The Utica Comets have failed to reach the AHL playoffs this season. From a developmental perspective, it’s unfortunate that players like Thatcher Demko, Jake Virtanen, Nikolay Goldobin and Jordan Subban would’ve benefitted from the experience.
With the Canucks season over, it’s time to look ahead to next season, and that includes their AHL team. That includes the location of the Comets.
To be clear, Utica has been a fantastic home for the Canucks AHL affiliate. The fans have been supportive since day one, and the location in upper New York State allows the Comets to have many rivals within a short distance.
The Vegas Golden Knights entering the league will have a trickle down effect on the AHL, though. The Chicago Wolves are likely to be the Golden Knights’ affiliate next season. Sin.Bin Vegas has been following the story closely, with updates a few weeks ago when the Golden Knights only signed player, Reid Duke, was signed to an ATO by the Wolves.
Many around the league expect Vegas will announce their partnership with Chicago in the coming weeks.
That means that St Louis, currently affiliated with the Wolves, will be looking for a new AHL team. At this moment, many expect the Blues will build their own AHL expansion franchise. And they’ll get to choose its location, pending league approval, etc.
It makes sense because the AHL and the NHL prefer to have one AHL affiliate to one NHL team. Though these arrangements aren’t official yet, they’re fair conclusions to reach
That brings us to the Canucks and the Comets.
The obvious flaws of having their AHL affiliate on the other side of the continent. At various times through the season, the Canucks were left to dress a defenceman as a forward or even had Anton Rodin just sit on the bench for a game. It wasn’t the end of the world, but it was clear that given the Canucks schedule, being so far apart doesn’t make sense.
Jeremy Davis looked at the distance and the challenges it presented last summer.
One important note in all this is the Canucks have 41 home games plus 16 away games in the Pacific and Mountain time zones. So 70% of their schedule was ‘close’.
The best way to remedy this would be to move their AHL affiliate to one of those time zones, and the Pacific timezone makes sense.
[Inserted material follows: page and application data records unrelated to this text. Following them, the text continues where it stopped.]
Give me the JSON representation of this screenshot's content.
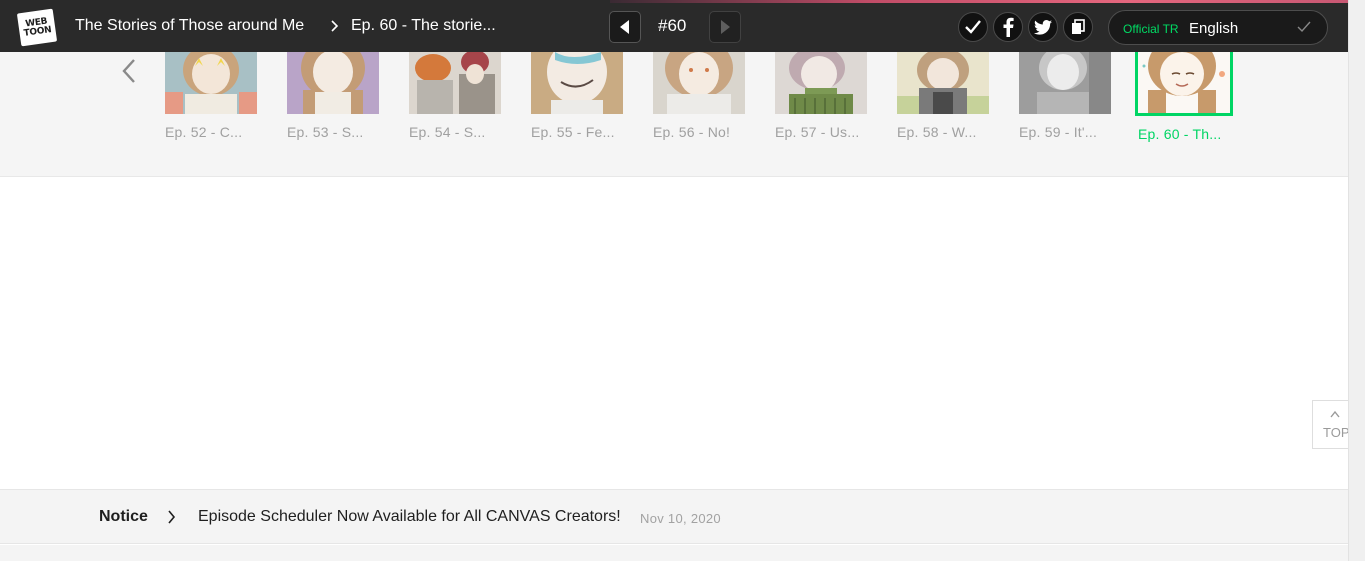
{
  "header": {
    "logo_line1": "WEB",
    "logo_line2": "TOON",
    "series_title": "The Stories of Those around Me",
    "episode_title": "Ep. 60 - The storie...",
    "episode_number": "#60",
    "language_badge": "Official TR",
    "language": "English",
    "icons": [
      "check-icon",
      "facebook-icon",
      "twitter-icon",
      "copy-link-icon"
    ]
  },
  "episodes": [
    {
      "label": "Ep. 52 - C..."
    },
    {
      "label": "Ep. 53 - S..."
    },
    {
      "label": "Ep. 54 - S..."
    },
    {
      "label": "Ep. 55 - Fe..."
    },
    {
      "label": "Ep. 56 - No!"
    },
    {
      "label": "Ep. 57 - Us..."
    },
    {
      "label": "Ep. 58 - W..."
    },
    {
      "label": "Ep. 59 - It'..."
    },
    {
      "label": "Ep. 60 - Th...",
      "current": true
    }
  ],
  "top_button": {
    "label": "TOP"
  },
  "notice": {
    "label": "Notice",
    "text": "Episode Scheduler Now Available for All CANVAS Creators!",
    "date": "Nov 10, 2020"
  },
  "colors": {
    "accent": "#00d564",
    "header_bg": "#2a2a2a",
    "strip_bg": "#f5f5f5"
  }
}
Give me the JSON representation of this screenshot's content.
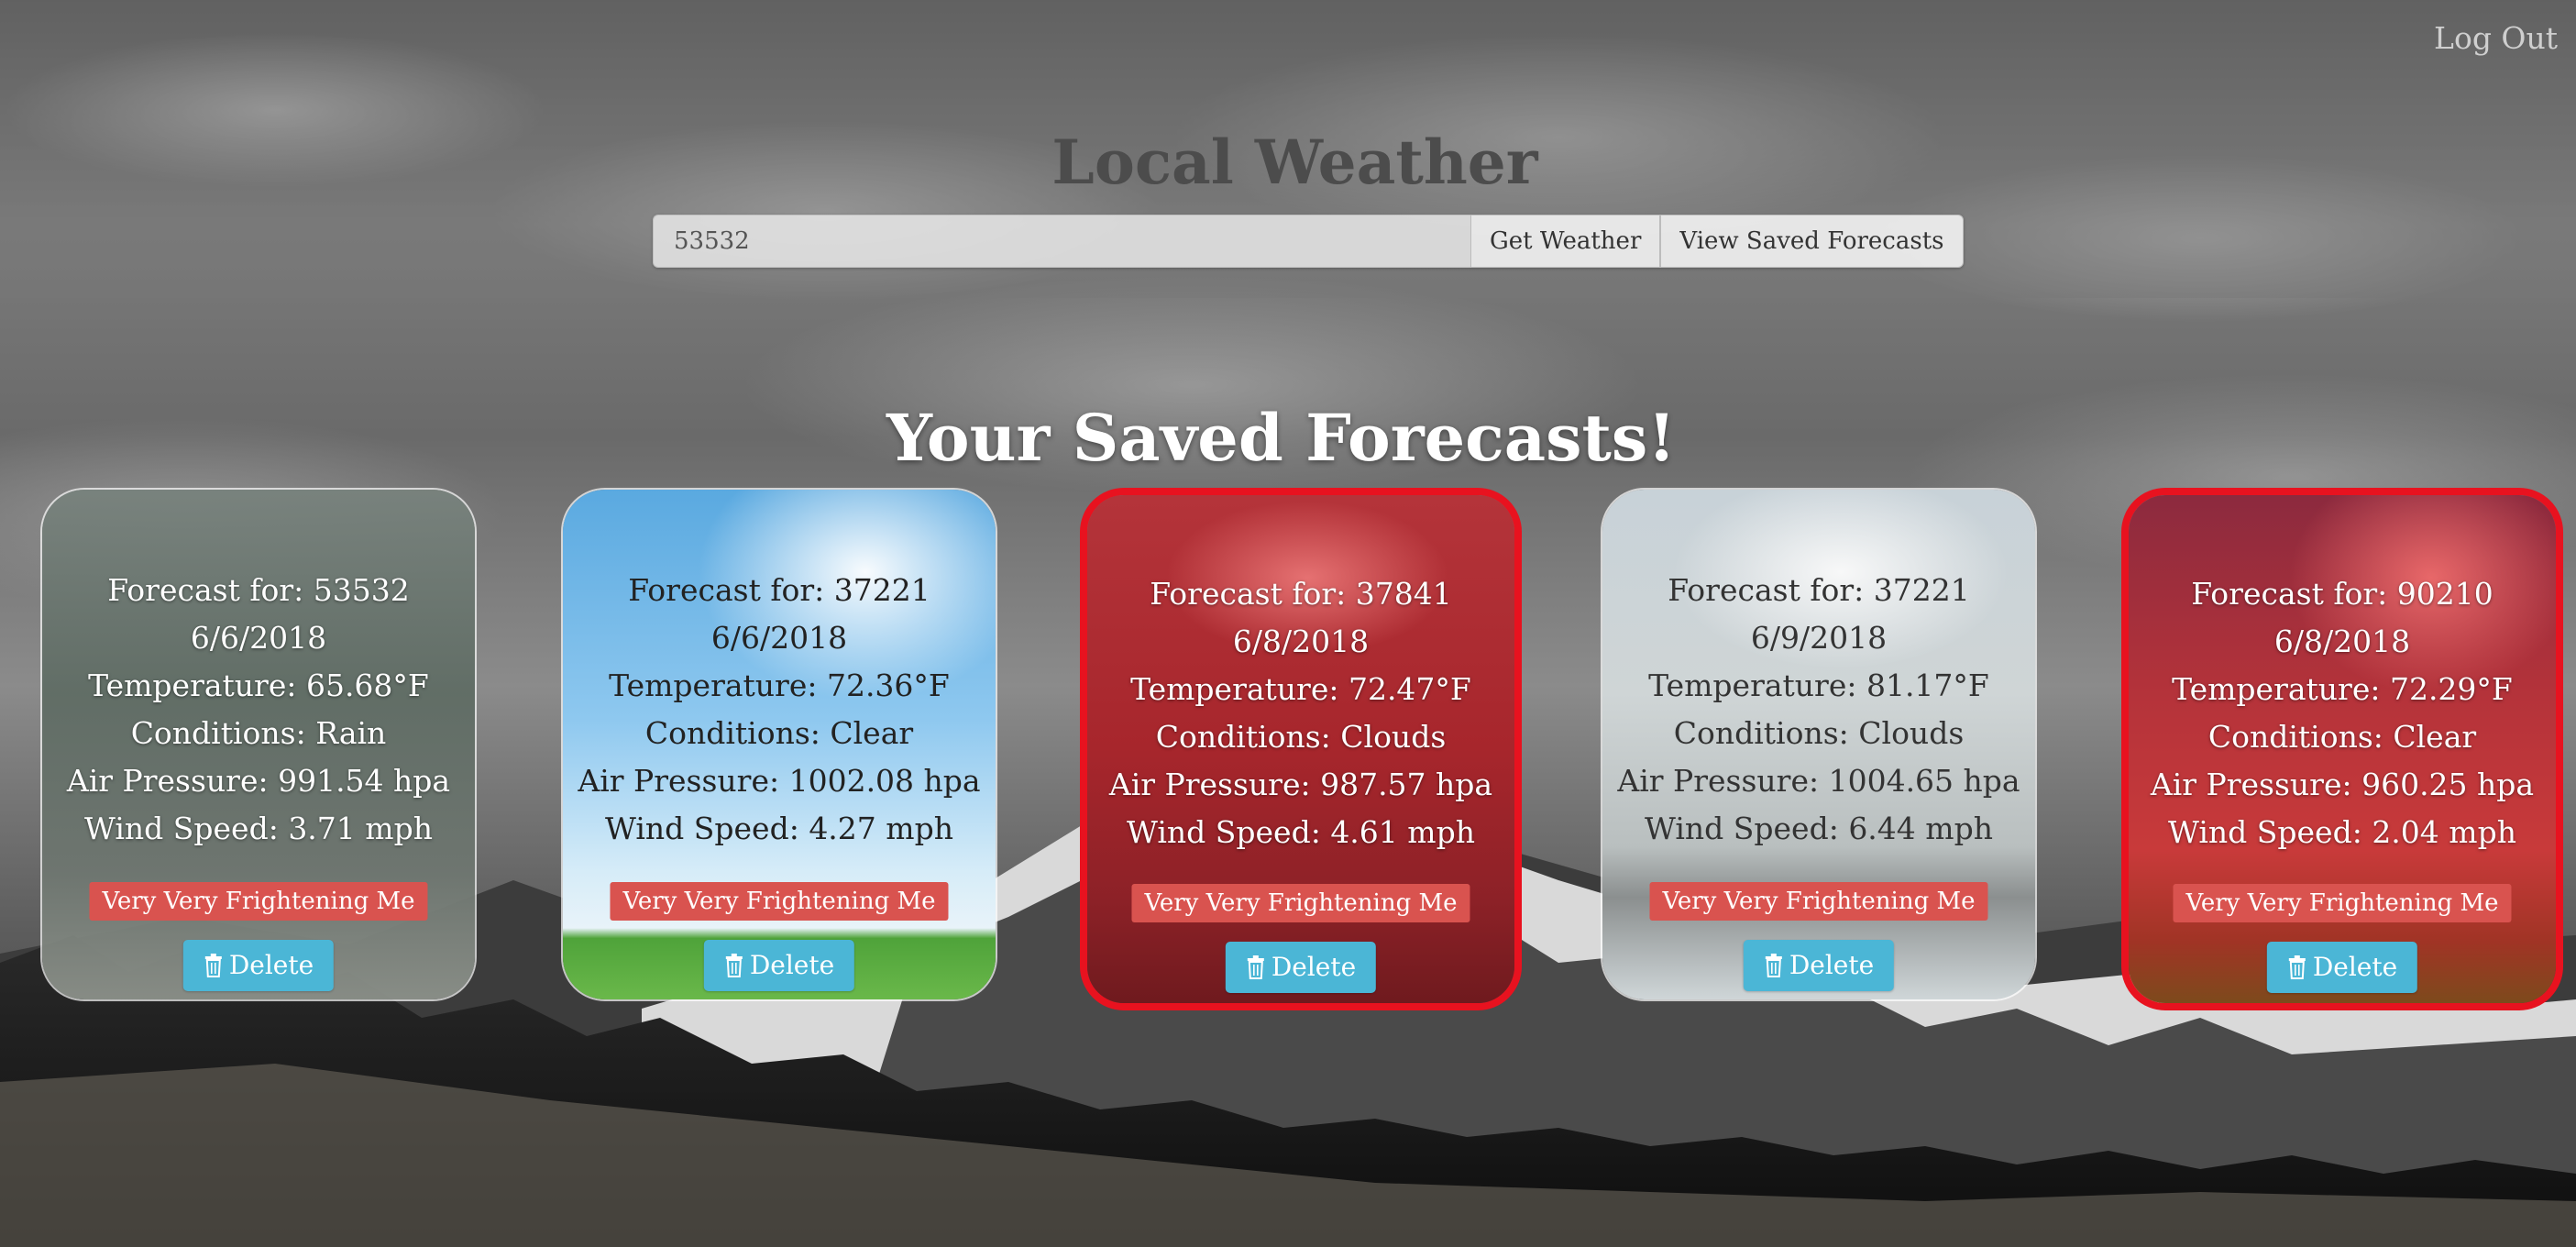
{
  "header": {
    "logout_label": "Log Out",
    "title": "Local Weather",
    "search": {
      "value": "53532",
      "placeholder": ""
    },
    "get_weather_label": "Get Weather",
    "view_saved_label": "View Saved Forecasts"
  },
  "main": {
    "heading": "Your Saved Forecasts!",
    "tag_label": "Very Very Frightening Me",
    "delete_label": "Delete",
    "cards": [
      {
        "zip_line": "Forecast for: 53532",
        "date": "6/6/2018",
        "temperature": "Temperature: 65.68°F",
        "conditions": "Conditions: Rain",
        "pressure": "Air Pressure: 991.54 hpa",
        "wind": "Wind Speed: 3.71 mph",
        "theme": "rain",
        "alert": false
      },
      {
        "zip_line": "Forecast for: 37221",
        "date": "6/6/2018",
        "temperature": "Temperature: 72.36°F",
        "conditions": "Conditions: Clear",
        "pressure": "Air Pressure: 1002.08 hpa",
        "wind": "Wind Speed: 4.27 mph",
        "theme": "clear",
        "alert": false
      },
      {
        "zip_line": "Forecast for: 37841",
        "date": "6/8/2018",
        "temperature": "Temperature: 72.47°F",
        "conditions": "Conditions: Clouds",
        "pressure": "Air Pressure: 987.57 hpa",
        "wind": "Wind Speed: 4.61 mph",
        "theme": "clouds-red",
        "alert": true
      },
      {
        "zip_line": "Forecast for: 37221",
        "date": "6/9/2018",
        "temperature": "Temperature: 81.17°F",
        "conditions": "Conditions: Clouds",
        "pressure": "Air Pressure: 1004.65 hpa",
        "wind": "Wind Speed: 6.44 mph",
        "theme": "clouds",
        "alert": false
      },
      {
        "zip_line": "Forecast for: 90210",
        "date": "6/8/2018",
        "temperature": "Temperature: 72.29°F",
        "conditions": "Conditions: Clear",
        "pressure": "Air Pressure: 960.25 hpa",
        "wind": "Wind Speed: 2.04 mph",
        "theme": "clear-red",
        "alert": true
      }
    ]
  },
  "colors": {
    "alert_border": "#e8121f",
    "tag_bg": "#d9534f",
    "delete_bg": "#4bb6d6"
  }
}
I’ve broken down the location of AHL franchises for you below:
This is the movement expected prior to the 2017-18 AHL Season:
- The Albany Devils relocated to become the Binghamton Devils to replace the Binghamton Senators.
- The Binghamton Senators were purchased by their parent club, the Ottawa Senators, and relocating the team to Belleville as the Belleville Senators.
- The Montreal Canadiens’ AHL franchise, then operating as the St. John’s IceCaps, is announced as relocating to the Montreal suburb of Laval, Quebec, as the Laval Rocket
Through the shuffling there, Albany and St. John’s will be losing their team. It’s entirely possible that the St Louis Blues will be granted an expansion franchise, and slide right into one of those markets.
But Albany is currently 30th in the AHL in attendance, while Utica is 28th, and St John’s is 26th. The difference here is that the Comets are selling out their building every game, and there is a huge passion for the team.
What could happen here is the Canucks could negotiate a deal with the Comets and Blues groups, where the Blues would move their expansion franchise into Utica. The Canucks would then be able to get out of the final two years of their six-year agreement and move their franchise closer to Vancouver.
Davis will speculate and suggest some spots in California in the future as it makes the most sense because of the Pacific Division already set-up there (it would be the most logical choice). But there would be some other options in the mid-west to set up the AHL franchise, whether that is in California, Nevada, Utah, British Columbia, Washington or Oregon.
It would solve the Canucks travel issues between their AHL affiliate and NHL team. With the Pacific Division set up in California and Arizona already, the Canucks farm team would have a geographically close division to play in already, thus reducing their travel time to a manageable amount. Not the same benefits that the Comets experience right now, but not an outrageous amount of travel. Jeremy created this image to show the distance between NHL and AHL teams:
Information is taken from Google maps and is actual distance, not travel distance. Furthermore, doesn’t include the changes that will happen next season. But as we can see, Vancouver and Utica is currently the farthest by a large margin.
The reason why the Abbotsford Heat were unsuccessful was that they were so far out on their own, the newly formed division helps to nullify that concern.
Lastly, the Pacific Division plays a shorter season (68 games compared to 76) to make up being in the west. This would aid in the concern of ‘practice time’ that the Canucks management preaches for the development of their AHL team.
There is no doubt that the Comets and their fans have been fantastic to the Canucks organization. They have done everything they can to support the team. But as Jeremy pointed out in the article linked above, the Canucks have the furthest distance between their AHL team and the NHL parent club.
The expansion franchise the AHL will add allows the Canucks to take advantage of the rearrangement to fix this issue and move forward. There are obvious roadblocks, including but not limited to the agreement, but these won’t be unable to overcome.
This year might be the best opportunity for the Canucks to get their AHL team in the West and make it a more streamlined process for the entire organization.